Takeaway: The most important part of organizing is listening, not telling, and 'do-gooders' too often tell people what to think.

Obama: Here’s the central principle about organizing communities, and I’ll be honest with you, it’s the principle just about living and trying to have an impact. I always tell young organizers working for us, "Your first job is not to talk, but to listen."

Getting a sense about people’s stories: You don’t know that unless you spend time listening to them. And I do think one of the chronic problems of do-gooders is sometimes we like to tell people what they should think is important, instead of actually asking them, "What’s important to you?" 

Takeaway: America’s overconsumption is undercutting innovations that otherwise would help us address climate change.

Obama: This is a larger cultural point — how much is enough? All of you are familiar with the fact that one of the reasons that, despite huge increases in energy-efficient technologies, we still have such a big carbon footprint is our houses have gotten so much bigger. 

The question is: How much space do we need? 

We’re America, we’re used to a lot of space, we don’t want to have constraints, we want big — everything’s big. Big Macs. Whoppers. That’s big stuff. 

And I get that. That’s part of our DNA in America; we like being big. 

I talk about this with our daughters all the time. We’re now at the point in our lives where we can have sort of as much as we want of anything, and it’s like a good meal. Sometimes just having a nice meal instead of keeping on going back to the buffet, you feel better at the end of it. 

Takeaway: No matter what you say you believe in, it all comes down to where you put your time, money and energy. 

Obama: I think what we should all be striving for as a society is to align what we say we’re about and our core ideals with what we do. So if we say that our children and the next generation are the most important things, then we have to act in accordance with those values. 

If you are someone, as I am, who has a certain faith, Christian faith, and I read the Good Book, and it tells me that I’m supposed to treat others the way I want to be treated, well, then I actually think I should be doing that. 

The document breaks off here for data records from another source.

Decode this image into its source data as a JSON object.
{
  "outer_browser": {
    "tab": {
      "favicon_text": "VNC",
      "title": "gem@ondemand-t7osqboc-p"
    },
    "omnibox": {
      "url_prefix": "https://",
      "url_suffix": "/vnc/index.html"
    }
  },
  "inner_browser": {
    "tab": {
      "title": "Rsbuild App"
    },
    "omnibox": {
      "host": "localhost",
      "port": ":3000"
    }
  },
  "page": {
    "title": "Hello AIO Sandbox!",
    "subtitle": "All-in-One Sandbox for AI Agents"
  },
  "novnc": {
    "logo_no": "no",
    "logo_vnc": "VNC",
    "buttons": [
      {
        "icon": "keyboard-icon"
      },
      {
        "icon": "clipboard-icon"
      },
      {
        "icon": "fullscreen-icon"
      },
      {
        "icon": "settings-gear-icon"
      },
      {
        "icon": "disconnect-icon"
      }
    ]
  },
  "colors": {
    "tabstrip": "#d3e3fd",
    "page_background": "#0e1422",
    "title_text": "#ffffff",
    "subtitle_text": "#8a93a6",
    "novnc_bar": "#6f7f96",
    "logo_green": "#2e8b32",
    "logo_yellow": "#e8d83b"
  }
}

And if I profess that the New Testament says we should be worrying about the poor and the weak and the vulnerable, and you say that’s what you’re about, then presumably that should be reflected in your policies and the people you support. 

I worry that any society where how we live strays too far from what we say we believe in is going to have a problem. And currently, there is more divergence than I would like.